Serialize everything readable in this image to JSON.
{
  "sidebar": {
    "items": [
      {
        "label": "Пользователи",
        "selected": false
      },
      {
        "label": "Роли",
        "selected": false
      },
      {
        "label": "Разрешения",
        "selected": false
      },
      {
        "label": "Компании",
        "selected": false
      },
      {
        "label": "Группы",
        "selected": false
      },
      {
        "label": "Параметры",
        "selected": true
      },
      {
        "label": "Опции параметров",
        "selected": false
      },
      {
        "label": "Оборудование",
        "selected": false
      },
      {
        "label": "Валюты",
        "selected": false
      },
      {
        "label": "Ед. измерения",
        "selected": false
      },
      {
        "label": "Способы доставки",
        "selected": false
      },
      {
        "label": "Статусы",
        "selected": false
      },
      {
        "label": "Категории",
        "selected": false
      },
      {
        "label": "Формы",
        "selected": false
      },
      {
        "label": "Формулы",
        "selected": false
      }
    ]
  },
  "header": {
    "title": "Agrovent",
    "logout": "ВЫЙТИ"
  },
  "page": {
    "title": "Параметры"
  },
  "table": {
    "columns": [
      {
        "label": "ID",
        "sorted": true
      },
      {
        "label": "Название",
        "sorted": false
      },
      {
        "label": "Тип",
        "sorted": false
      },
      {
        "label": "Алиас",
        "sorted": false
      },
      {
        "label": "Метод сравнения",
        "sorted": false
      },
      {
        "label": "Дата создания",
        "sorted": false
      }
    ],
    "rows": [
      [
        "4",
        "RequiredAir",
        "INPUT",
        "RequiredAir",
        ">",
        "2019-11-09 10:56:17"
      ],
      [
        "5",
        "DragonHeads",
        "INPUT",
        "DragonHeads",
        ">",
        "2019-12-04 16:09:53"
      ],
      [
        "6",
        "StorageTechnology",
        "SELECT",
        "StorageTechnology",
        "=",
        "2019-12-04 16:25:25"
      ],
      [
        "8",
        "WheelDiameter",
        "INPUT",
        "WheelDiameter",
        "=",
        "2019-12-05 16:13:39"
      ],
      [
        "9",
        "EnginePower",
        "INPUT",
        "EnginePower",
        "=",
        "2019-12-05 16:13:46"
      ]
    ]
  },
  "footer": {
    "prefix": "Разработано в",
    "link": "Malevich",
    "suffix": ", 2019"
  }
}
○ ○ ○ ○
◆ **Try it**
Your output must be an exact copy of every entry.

◆ **Your solution**
Serialize everything readable in this image to JSON.
{
  "sidebar": {
    "items": [
      {
        "label": "Пользователи",
        "selected": false
      },
      {
        "label": "Роли",
        "selected": false
      },
      {
        "label": "Разрешения",
        "selected": false
      },
      {
        "label": "Компании",
        "selected": false
      },
      {
        "label": "Группы",
        "selected": false
      },
      {
        "label": "Параметры",
        "selected": true
      },
      {
        "label": "Опции параметров",
        "selected": false
      },
      {
        "label": "Оборудование",
        "selected": false
      },
      {
        "label": "Валюты",
        "selected": false
      },
      {
        "label": "Ед. измерения",
        "selected": false
      },
      {
        "label": "Способы доставки",
        "selected": false
      },
      {
        "label": "Статусы",
        "selected": false
      },
      {
        "label": "Категории",
        "selected": false
      },
      {
        "label": "Формы",
        "selected": false
      },
      {
        "label": "Формулы",
        "selected": false
      }
    ]
  },
  "header": {
    "title": "Agrovent",
    "logout": "ВЫЙТИ"
  },
  "page": {
    "title": "Параметры"
  },
  "table": {
    "columns": [
      {
        "label": "ID",
        "sorted": true
      },
      {
        "label": "Название",
        "sorted": false
      },
      {
        "label": "Тип",
        "sorted": false
      },
      {
        "label": "Алиас",
        "sorted": false
      },
      {
        "label": "Метод сравнения",
        "sorted": false
      },
      {
        "label": "Дата создания",
        "sorted": false
      }
    ],
    "rows": [
      [
        "4",
        "RequiredAir",
        "INPUT",
        "RequiredAir",
        ">",
        "2019-11-09 10:56:17"
      ],
      [
        "5",
        "DragonHeads",
        "INPUT",
        "DragonHeads",
        ">",
        "2019-12-04 16:09:53"
      ],
      [
        "6",
        "StorageTechnology",
        "SELECT",
        "StorageTechnology",
        "=",
        "2019-12-04 16:25:25"
      ],
      [
        "8",
        "WheelDiameter",
        "INPUT",
        "WheelDiameter",
        "=",
        "2019-12-05 16:13:39"
      ],
      [
        "9",
        "EnginePower",
        "INPUT",
        "EnginePower",
        "=",
        "2019-12-05 16:13:46"
      ]
    ]
  },
  "footer": {
    "prefix": "Разработано в",
    "link": "Malevich",
    "suffix": ", 2019"
  }
}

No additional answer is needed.